Speaking of the twist in the main story, it's one of those shifts that gets you looking back at the earlier sections of the book to see if you've been misled by the author. But The Gingerbread House is carefully constructed: the reader may be fooled but not cheated. What kept the book from being at the top rank of Swedish crime, for me, was an excess of digression (not only into the personal life of Sjöberg but also into, for example, the history of war in Lebanon. These sections bog down the story rather than creating tantalizing delay and anticipation.
The story overall resembles most, among Scandinavian crime fiction, the Erik Winter novels of Åke Edwardsson (set in Gothenberg): both series have leading men with more or less happy home lives (with normal bumps in the road) rather being tormented loners. Both series have important female characters who are competent detectives with their own complex personal lives.
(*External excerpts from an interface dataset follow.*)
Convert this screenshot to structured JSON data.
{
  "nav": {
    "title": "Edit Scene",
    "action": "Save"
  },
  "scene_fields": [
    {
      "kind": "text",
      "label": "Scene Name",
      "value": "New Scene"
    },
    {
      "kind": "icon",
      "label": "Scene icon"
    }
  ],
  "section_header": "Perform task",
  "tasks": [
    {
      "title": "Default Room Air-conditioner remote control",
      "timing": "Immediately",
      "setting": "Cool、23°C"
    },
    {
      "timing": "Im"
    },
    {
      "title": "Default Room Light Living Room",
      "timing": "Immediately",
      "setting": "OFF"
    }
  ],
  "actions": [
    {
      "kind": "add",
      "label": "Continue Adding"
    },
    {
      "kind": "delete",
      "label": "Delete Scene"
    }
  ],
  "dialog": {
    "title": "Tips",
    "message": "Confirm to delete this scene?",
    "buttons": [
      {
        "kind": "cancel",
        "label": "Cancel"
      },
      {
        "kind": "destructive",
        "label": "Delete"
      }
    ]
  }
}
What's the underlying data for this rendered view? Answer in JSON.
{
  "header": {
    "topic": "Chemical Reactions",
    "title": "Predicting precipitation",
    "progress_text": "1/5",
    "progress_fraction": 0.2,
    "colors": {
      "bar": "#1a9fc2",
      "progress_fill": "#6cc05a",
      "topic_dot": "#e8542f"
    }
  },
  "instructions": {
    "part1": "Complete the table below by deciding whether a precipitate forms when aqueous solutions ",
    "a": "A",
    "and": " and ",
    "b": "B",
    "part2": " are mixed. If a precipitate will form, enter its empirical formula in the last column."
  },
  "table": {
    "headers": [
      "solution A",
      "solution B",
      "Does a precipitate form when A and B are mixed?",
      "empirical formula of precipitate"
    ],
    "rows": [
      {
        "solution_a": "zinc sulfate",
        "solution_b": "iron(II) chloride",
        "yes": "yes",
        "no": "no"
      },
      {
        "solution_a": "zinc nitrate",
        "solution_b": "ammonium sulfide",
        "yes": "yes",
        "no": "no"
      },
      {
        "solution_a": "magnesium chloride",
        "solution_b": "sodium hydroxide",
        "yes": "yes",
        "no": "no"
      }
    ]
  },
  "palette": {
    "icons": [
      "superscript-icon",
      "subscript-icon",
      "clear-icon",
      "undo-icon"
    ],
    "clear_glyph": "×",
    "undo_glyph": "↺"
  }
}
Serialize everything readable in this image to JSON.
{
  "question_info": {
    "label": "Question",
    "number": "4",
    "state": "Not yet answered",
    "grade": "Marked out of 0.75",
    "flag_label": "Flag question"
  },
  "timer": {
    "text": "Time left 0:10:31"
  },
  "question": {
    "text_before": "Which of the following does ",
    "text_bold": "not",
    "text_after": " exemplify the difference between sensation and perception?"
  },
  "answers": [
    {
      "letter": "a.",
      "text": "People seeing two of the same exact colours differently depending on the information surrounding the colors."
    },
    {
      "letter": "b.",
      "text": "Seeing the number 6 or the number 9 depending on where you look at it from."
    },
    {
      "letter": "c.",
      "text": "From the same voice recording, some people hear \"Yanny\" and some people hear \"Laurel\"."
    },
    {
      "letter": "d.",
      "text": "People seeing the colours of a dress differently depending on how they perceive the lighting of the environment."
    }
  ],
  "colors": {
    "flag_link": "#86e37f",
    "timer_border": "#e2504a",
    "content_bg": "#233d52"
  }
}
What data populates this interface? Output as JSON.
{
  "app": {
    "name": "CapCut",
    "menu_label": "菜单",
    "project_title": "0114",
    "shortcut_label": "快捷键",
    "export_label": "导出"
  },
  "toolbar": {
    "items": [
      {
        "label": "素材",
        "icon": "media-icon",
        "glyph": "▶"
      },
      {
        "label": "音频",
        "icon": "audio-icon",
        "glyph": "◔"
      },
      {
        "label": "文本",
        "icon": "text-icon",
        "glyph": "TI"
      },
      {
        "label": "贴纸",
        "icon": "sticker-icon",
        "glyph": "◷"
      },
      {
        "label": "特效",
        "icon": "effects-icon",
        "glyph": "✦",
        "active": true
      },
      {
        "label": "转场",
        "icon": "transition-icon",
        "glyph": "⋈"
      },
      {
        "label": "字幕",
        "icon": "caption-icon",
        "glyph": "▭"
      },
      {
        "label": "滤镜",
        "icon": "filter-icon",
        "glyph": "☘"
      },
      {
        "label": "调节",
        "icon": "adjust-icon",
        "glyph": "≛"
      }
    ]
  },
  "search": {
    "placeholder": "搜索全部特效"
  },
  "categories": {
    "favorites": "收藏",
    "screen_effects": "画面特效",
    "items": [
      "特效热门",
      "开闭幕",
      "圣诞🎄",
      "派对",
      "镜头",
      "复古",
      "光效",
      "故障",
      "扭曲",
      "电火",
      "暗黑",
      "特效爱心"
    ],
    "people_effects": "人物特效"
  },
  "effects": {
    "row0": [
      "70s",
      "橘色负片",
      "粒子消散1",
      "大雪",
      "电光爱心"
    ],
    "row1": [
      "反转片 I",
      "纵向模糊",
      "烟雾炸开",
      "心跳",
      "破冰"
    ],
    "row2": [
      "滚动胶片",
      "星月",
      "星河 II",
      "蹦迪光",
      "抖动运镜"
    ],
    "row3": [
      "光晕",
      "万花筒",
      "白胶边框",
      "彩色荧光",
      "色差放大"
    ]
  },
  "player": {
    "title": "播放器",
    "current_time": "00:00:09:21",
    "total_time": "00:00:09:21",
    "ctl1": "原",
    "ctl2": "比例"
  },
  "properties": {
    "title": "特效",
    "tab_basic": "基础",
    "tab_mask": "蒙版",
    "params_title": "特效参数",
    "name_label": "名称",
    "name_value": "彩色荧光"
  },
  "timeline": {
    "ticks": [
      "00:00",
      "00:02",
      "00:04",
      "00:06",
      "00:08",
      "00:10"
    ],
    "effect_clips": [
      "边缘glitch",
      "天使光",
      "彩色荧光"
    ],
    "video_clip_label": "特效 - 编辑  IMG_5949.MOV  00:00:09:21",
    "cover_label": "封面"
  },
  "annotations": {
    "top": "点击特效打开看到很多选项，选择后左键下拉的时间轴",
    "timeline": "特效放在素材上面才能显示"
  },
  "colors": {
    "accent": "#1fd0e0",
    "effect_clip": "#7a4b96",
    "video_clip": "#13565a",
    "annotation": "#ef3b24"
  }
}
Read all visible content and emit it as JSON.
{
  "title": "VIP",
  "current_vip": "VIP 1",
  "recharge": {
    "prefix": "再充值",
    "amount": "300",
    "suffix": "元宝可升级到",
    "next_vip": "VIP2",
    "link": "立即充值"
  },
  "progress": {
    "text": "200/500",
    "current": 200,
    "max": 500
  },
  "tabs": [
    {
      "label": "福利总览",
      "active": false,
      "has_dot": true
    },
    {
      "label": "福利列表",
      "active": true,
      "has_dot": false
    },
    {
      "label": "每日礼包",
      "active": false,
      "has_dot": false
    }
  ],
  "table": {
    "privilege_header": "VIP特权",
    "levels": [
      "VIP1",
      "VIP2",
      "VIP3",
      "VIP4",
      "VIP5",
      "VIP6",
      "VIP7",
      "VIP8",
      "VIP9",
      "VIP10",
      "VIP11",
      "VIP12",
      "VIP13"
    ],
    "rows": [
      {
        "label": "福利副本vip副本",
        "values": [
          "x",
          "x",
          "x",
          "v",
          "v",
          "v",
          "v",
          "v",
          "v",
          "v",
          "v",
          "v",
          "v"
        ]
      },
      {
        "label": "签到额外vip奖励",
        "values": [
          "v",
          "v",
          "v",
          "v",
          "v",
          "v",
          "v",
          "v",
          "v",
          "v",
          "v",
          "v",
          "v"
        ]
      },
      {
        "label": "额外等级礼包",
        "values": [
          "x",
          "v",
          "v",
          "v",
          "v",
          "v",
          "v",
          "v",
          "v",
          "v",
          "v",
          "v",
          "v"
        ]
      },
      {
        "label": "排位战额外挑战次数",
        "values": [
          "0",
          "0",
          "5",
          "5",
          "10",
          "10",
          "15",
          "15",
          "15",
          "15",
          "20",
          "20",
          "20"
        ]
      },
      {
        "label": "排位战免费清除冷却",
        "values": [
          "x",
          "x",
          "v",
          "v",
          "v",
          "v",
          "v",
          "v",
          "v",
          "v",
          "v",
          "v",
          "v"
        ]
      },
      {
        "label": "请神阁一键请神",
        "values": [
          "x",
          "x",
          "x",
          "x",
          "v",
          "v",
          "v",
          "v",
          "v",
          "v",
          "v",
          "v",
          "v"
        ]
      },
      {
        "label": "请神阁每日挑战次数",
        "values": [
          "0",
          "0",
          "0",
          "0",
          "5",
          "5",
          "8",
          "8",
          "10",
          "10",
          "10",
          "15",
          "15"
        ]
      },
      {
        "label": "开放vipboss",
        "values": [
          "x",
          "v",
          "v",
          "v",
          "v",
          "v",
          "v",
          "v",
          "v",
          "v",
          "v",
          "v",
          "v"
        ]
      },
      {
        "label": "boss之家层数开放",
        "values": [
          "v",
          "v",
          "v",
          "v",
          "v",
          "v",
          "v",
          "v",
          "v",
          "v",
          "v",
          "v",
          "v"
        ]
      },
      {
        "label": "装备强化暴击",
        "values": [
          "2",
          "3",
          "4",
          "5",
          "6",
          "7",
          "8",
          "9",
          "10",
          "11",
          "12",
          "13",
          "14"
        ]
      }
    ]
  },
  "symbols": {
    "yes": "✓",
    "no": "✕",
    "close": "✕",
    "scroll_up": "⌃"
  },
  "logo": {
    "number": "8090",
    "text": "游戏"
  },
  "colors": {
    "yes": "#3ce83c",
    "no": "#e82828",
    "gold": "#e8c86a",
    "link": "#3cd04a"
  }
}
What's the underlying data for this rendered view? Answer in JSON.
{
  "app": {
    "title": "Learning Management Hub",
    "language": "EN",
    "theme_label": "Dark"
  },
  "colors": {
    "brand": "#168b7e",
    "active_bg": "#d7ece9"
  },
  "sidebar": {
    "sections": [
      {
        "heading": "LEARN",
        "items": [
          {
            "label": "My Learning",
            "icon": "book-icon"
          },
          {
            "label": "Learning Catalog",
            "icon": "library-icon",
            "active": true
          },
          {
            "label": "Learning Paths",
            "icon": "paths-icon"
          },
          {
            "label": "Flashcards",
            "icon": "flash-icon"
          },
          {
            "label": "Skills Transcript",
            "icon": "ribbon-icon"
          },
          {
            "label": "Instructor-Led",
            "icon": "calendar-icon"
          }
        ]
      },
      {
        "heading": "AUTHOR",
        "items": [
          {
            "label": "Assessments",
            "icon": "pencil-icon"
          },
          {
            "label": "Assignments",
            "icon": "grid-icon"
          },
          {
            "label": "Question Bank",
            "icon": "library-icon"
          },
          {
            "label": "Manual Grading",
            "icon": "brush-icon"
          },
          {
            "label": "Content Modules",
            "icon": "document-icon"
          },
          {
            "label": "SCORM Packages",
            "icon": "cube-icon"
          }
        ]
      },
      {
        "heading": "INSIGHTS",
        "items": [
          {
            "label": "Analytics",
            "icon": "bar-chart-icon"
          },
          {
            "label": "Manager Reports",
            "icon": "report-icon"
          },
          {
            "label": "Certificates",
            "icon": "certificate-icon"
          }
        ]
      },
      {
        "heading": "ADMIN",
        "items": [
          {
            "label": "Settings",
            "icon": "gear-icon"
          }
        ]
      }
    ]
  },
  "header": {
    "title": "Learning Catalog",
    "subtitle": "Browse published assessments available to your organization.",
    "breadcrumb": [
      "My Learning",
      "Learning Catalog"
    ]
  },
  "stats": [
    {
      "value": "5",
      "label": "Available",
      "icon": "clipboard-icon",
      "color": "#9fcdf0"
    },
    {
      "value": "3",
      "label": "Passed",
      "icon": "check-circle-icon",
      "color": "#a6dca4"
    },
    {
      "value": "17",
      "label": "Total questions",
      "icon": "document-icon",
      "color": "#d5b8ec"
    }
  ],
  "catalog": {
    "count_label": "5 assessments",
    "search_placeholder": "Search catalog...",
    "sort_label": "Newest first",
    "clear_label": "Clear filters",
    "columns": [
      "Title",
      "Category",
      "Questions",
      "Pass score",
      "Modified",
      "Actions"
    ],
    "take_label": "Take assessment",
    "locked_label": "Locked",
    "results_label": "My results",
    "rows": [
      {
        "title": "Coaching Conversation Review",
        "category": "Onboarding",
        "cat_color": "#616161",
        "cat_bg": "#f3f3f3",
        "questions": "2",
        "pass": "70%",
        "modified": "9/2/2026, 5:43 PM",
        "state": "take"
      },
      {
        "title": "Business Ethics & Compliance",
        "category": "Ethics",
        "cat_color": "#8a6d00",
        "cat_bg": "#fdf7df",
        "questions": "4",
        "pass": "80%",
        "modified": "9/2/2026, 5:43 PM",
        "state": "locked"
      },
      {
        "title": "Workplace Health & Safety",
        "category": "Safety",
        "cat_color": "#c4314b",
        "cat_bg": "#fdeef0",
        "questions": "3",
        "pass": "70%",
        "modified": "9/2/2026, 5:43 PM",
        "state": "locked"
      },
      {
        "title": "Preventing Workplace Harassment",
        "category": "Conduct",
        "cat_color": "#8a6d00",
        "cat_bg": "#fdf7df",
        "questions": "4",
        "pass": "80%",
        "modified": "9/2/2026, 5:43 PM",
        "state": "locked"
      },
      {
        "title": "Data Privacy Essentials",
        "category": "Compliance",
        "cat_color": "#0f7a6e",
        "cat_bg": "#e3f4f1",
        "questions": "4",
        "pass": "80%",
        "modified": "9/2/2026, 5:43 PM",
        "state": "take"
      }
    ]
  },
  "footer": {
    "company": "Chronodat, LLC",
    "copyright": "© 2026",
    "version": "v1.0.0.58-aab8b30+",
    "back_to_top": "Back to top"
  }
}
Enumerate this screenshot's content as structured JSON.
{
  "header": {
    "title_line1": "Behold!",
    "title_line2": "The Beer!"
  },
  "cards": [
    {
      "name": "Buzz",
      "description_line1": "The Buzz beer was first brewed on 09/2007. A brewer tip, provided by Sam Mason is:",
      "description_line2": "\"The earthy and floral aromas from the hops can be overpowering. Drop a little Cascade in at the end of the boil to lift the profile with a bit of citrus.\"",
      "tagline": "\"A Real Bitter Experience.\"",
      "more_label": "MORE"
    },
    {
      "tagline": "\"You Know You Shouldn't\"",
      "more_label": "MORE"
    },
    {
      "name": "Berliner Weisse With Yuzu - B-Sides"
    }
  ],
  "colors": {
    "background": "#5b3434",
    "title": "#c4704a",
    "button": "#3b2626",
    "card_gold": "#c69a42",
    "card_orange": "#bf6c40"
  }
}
Edwardsson's recent novels are among the best written and constructed of all the newer Scandinavian crime novels; if this first of Gerhardsen's doesn't quite live up to that standard, perhaps the later entries in the series will. The Gingerbread House is published by Stockholm Text, a new and welcome enterprise bringing Swedish writers to English readers, and I obtained my copy as an e-book through NetGalley.
Friday, July 06, 2012
The newest Irish entry in contemporary crime fiction works both as a story and as cultural history or criticism (Cliford is a political reporter of substantial reputation, and his style as a novelist has some of the no-nonsense quality of journalism). Joshua Molloy, nicknamed The Dancer for his football skills (a career aborted by his addictions as well as his associations with criminals) has just been released from an English jail and is back in Dublin. He's going to AA meetings and trying to stay straight while seeking to meet his son, born while he was incarcerated.
But Molloy's path is criscrossed with those of many others in an Ireland crippled by the housing and banking debacles of the economic crash. A former associate, a not-too-bright gangster on the make, lures Molloy into a scheme to murder a crime boss, and the story is off and running (as is Molloy). In addition to the thugs and bosses who are chasing him, his lawyer turns out to be the wife of a property developer on the run from his investors (some of whom are ready to use non-legal means to get their money back), the mother of his child is a junkie whose life is controlled by the very gangsters who are after Molloy himself, and there's a reporter trying to rehabilitate his career by getting a big story out of all that's going on.
Most of the novel is straightforwardly told, with vivid characterization and dialogue and a believably erratic plot. There's some comic relief in the magazine pieces written by the reporter (reproduced in the novel), which are wild tabloid versions of the truth, and in the reporter's own overblown sense of self-worth. The only caveat I have about the plot is that there is a point toward the end that has a twist that is a bit too neat, but upon reflection on the whole story is probably necessary to get to where the story needs to end.
As the estimable Declan Burke has pointed out (at Crime Always Pays), Clifford's book bears closest resemblance (among current Irish crime writers) to the work of Gene Kerrigan, and that's a very high standard that Ghost Town definitely lives up to. The story moves rapidly forward, keeping the lives of all the characters (particularly Molloy and his lawyer but also many minor characters) moving forward at every point, even when their stories overlap. I can highly recommend Ghost Town as a great read as well as a vivid portrait of the current Irish situation, in fictional form.